(Dataset rows for apps and sites)
--- START ---
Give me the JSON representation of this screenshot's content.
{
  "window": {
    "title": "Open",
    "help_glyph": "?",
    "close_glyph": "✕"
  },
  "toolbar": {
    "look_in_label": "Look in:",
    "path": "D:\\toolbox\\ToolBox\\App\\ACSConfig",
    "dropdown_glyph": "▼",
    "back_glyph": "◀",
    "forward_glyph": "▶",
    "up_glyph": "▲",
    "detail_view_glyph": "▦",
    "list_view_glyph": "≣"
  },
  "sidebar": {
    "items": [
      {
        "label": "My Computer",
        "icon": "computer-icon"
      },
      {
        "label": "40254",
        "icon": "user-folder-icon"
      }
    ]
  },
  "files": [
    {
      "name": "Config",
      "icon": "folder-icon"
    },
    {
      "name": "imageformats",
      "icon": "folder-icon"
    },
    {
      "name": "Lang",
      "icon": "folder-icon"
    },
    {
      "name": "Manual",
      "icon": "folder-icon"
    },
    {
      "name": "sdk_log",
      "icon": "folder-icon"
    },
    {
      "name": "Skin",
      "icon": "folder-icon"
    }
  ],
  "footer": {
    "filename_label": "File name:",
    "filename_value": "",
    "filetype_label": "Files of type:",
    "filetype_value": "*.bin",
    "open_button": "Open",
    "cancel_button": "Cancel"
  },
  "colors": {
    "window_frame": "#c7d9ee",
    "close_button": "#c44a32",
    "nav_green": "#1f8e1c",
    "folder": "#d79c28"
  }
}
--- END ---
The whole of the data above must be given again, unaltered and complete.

§ **Answer to the problem**
Give me the JSON representation of this screenshot's content.
{
  "window": {
    "title": "Open",
    "help_glyph": "?",
    "close_glyph": "✕"
  },
  "toolbar": {
    "look_in_label": "Look in:",
    "path": "D:\\toolbox\\ToolBox\\App\\ACSConfig",
    "dropdown_glyph": "▼",
    "back_glyph": "◀",
    "forward_glyph": "▶",
    "up_glyph": "▲",
    "detail_view_glyph": "▦",
    "list_view_glyph": "≣"
  },
  "sidebar": {
    "items": [
      {
        "label": "My Computer",
        "icon": "computer-icon"
      },
      {
        "label": "40254",
        "icon": "user-folder-icon"
      }
    ]
  },
  "files": [
    {
      "name": "Config",
      "icon": "folder-icon"
    },
    {
      "name": "imageformats",
      "icon": "folder-icon"
    },
    {
      "name": "Lang",
      "icon": "folder-icon"
    },
    {
      "name": "Manual",
      "icon": "folder-icon"
    },
    {
      "name": "sdk_log",
      "icon": "folder-icon"
    },
    {
      "name": "Skin",
      "icon": "folder-icon"
    }
  ],
  "footer": {
    "filename_label": "File name:",
    "filename_value": "",
    "filetype_label": "Files of type:",
    "filetype_value": "*.bin",
    "open_button": "Open",
    "cancel_button": "Cancel"
  },
  "colors": {
    "window_frame": "#c7d9ee",
    "close_button": "#c44a32",
    "nav_green": "#1f8e1c",
    "folder": "#d79c28"
  }
}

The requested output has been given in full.